The annual convention of the Oregon
Washington Luther League will be held
Monday in the Emmanuel Lutheran
Church In this city. The programme
for tne. day includes papers by Lela
Ashworth, ol Astoria, Or.; .Viola Studer, (
Pullman, and Lydla Selpp. of Wapa-
and a sermon by Rev. E. M. Boulton,
Everett. A luncheon will be served
at noon by the aid society of the local
church. New officers will be elected at
tl.e. afternoon meeting.
HOOD TO SEND VETERANS
George R. Castner Entertains Broth
er Before Attending Reunion.
HOOD RIVER, Or.. Aug. 10 (Spe
cial.) Practically every Civil War
Veteran in the Hood River Valley will
attend tne National encampment of the
Grand Army in Portland. George K.
Castner, commander of Canby Post
here, estimates that about 20 veterans
will go from hers. Mr. Castner says
about 60 members of the Woman's Re
lief Corps will attend the convention.
Many of the local veterans will par
tlclpate in reunions with comrades from
points in the East and Middle West.
Mr. Castner has as his guest this week
his brother-in-law, W. N. Longacor.
They served in the Civil War In Com
pany H, Twelfth Michigan Regiment,
and will attend the National encamp
been assigned to do orthopedlo work In
the Medical Reserve Corps. He was
vice-president of the City and County
LIFT OFF CORNS
C, J. Kraebel Advanced.
Friends and former associates In the
United etatea Forest Service will be
glad to hear that C. J. Kraebel, who
Drior to his enlistment with the Tenth
Engineers was connected with District
No. S of the service with headquarters
in the Beck building, has been commis
sioned a second lieutenant. News of his
advancement has Juet been received by
Miss Tyriell Donahue.
Illint Plan Picnic.
The Illinois Society will meet In the
Portland Hotel Tuesday evening, at 8
o'clock to make final arrangements for
participating in the picnic to be tend
ered visiting G. A. R. delegates at the
Oaks on August 20.
Lieutenant Watkins Goes to Georgia.
Lieutenant Raymond E. Watkins left
yesterday morning for Fort Ogle
thorpe, Ga. Dr. Watkins, now lieu
tenant, is well known here among
the medical men and surgeons.
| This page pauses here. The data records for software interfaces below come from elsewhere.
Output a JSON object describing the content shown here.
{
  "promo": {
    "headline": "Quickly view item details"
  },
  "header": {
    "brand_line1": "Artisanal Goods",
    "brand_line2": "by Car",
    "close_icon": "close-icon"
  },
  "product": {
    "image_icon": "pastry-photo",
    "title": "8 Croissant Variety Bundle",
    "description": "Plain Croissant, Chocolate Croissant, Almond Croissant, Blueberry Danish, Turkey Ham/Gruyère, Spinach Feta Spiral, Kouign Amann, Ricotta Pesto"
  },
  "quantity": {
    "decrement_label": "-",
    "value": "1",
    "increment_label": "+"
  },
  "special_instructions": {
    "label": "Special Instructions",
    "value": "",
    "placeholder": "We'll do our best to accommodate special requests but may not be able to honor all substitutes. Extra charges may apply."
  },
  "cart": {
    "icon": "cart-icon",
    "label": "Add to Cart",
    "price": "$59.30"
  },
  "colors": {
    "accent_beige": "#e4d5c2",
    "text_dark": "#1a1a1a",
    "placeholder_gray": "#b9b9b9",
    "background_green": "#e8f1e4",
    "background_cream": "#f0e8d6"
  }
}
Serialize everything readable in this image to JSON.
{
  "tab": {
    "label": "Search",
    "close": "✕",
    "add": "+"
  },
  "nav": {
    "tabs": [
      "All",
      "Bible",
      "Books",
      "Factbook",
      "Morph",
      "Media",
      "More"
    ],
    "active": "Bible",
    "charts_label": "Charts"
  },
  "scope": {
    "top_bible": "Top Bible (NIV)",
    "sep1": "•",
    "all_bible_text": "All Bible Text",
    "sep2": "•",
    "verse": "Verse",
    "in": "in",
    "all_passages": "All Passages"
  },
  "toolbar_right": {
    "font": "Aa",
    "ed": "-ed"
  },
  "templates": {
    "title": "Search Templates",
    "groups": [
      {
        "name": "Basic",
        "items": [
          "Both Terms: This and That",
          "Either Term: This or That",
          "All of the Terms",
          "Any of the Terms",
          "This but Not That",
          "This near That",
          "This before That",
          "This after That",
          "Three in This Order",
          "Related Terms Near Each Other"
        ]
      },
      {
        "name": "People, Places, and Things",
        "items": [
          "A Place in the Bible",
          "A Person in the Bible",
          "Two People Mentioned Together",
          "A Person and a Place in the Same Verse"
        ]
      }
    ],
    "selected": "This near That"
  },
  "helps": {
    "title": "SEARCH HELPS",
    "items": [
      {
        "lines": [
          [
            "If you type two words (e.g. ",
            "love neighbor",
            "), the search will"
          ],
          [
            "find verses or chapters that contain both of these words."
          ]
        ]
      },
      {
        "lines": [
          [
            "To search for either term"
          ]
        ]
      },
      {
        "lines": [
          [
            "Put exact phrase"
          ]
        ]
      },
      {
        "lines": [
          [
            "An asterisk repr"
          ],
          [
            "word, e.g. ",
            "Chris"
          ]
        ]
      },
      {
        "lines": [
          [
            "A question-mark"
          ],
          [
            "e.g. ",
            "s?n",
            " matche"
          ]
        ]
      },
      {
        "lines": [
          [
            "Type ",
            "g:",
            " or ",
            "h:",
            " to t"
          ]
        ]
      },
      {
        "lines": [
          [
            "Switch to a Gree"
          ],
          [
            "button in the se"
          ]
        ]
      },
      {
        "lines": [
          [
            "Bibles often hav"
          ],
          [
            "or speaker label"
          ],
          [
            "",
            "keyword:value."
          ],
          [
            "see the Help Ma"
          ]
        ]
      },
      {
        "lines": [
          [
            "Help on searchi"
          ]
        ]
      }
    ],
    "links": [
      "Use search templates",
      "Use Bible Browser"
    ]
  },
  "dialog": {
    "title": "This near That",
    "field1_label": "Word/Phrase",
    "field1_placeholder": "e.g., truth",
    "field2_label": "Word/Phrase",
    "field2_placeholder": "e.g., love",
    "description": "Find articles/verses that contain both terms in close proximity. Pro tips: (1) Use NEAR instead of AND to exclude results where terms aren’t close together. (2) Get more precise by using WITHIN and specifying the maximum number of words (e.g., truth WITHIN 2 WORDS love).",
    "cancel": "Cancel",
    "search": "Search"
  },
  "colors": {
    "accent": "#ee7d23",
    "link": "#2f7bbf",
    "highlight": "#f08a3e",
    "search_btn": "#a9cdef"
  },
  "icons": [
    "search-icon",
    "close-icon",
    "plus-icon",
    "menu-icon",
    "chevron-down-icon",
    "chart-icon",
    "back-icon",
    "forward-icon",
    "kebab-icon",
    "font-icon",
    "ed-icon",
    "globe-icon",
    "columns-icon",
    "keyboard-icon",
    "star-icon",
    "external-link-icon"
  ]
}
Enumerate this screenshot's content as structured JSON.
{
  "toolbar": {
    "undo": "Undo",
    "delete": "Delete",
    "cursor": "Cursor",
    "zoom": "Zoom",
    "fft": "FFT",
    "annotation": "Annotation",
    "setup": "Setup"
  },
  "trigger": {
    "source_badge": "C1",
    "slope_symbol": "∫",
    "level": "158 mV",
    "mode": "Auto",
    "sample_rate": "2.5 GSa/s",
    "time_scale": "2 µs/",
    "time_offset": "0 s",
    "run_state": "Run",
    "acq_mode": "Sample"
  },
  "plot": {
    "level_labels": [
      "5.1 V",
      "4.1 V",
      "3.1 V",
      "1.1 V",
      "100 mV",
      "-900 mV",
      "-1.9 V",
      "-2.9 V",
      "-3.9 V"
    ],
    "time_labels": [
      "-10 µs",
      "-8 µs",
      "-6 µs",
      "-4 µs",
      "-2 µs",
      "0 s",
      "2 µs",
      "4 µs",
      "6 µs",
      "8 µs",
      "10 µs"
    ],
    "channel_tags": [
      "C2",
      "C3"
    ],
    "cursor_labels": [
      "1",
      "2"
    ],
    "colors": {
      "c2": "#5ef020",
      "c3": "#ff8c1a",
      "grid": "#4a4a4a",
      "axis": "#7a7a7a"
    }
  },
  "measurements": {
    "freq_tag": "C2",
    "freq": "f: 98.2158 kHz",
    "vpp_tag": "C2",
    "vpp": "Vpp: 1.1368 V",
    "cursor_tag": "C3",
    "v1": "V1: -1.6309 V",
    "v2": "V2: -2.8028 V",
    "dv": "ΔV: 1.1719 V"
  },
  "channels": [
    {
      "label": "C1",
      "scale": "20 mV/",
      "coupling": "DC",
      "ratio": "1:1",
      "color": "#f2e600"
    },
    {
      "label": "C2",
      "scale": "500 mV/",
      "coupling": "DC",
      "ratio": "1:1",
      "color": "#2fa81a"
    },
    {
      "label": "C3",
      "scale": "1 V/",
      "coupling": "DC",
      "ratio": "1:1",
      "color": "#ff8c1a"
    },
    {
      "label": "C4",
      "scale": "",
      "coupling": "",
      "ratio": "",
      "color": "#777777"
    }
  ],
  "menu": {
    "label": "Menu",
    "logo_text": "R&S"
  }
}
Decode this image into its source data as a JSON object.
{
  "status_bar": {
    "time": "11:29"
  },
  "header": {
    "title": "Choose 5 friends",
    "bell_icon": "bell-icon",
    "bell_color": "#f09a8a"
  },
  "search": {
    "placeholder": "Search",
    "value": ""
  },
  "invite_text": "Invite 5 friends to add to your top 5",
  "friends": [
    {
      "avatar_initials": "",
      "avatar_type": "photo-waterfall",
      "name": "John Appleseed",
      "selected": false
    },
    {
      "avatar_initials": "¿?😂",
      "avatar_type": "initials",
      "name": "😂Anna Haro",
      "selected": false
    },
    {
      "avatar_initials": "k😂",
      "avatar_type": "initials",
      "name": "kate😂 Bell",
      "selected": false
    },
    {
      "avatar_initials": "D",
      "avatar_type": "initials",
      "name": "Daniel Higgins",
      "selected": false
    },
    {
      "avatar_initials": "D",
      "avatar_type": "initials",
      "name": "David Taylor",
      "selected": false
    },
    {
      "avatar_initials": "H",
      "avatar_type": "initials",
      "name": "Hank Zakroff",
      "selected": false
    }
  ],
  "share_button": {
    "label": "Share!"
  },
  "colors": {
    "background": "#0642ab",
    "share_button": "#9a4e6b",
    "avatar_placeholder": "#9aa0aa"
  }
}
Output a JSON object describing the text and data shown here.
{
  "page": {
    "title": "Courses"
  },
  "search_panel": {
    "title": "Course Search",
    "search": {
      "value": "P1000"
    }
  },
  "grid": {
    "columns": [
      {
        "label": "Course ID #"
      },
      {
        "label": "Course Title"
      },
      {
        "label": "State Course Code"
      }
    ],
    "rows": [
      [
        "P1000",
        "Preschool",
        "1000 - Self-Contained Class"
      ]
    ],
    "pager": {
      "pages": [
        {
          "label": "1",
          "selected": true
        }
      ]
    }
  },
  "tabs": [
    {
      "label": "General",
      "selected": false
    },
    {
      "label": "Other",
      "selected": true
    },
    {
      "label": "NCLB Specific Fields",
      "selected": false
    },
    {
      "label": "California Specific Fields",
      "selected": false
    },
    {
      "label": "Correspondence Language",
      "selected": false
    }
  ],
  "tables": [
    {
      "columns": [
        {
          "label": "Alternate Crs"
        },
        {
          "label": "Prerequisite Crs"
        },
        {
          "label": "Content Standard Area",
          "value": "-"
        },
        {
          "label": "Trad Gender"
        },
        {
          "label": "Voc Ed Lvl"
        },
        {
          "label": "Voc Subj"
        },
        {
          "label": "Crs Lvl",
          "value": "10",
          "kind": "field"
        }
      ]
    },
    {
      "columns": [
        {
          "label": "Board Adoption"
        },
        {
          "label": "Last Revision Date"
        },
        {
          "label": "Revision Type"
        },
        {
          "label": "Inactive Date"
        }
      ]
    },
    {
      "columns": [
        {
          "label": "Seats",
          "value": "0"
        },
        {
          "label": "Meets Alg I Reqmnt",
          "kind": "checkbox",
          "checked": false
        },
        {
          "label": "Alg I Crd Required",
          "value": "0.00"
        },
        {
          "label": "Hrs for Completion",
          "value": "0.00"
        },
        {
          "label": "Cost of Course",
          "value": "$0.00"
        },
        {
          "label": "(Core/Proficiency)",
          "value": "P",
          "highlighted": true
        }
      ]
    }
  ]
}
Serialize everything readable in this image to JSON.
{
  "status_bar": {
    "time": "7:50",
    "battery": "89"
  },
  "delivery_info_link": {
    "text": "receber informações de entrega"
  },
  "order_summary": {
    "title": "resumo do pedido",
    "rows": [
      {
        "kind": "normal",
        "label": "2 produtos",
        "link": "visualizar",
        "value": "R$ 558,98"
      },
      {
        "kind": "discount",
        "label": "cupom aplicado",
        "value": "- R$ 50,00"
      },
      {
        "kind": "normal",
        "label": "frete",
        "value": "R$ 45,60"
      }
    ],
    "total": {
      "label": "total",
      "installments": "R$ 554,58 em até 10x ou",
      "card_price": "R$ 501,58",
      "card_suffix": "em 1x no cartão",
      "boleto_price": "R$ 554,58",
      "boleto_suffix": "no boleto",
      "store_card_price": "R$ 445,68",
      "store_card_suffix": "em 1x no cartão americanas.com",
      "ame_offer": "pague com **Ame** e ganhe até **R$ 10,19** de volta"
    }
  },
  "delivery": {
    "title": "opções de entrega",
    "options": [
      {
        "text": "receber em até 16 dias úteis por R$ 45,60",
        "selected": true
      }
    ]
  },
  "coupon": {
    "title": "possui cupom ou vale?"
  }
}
He has
With the fingers! No pain at all! Drop a
little "Freezone" on a 6ore, tender corn or a
callus. Instantly that corn or callus stops
hurting, then shortly you lift that bothersome
corn or callus right off, root and all, without
pain, soreness or irritation. Yes, magic!
Why wait! Costs only a few centsl Hard corns, soft corns, corn
between the toes and painful calluses on bottom of feet just loosen and fall
o5. Truly! You feel no pain when applying Freezone or afterward.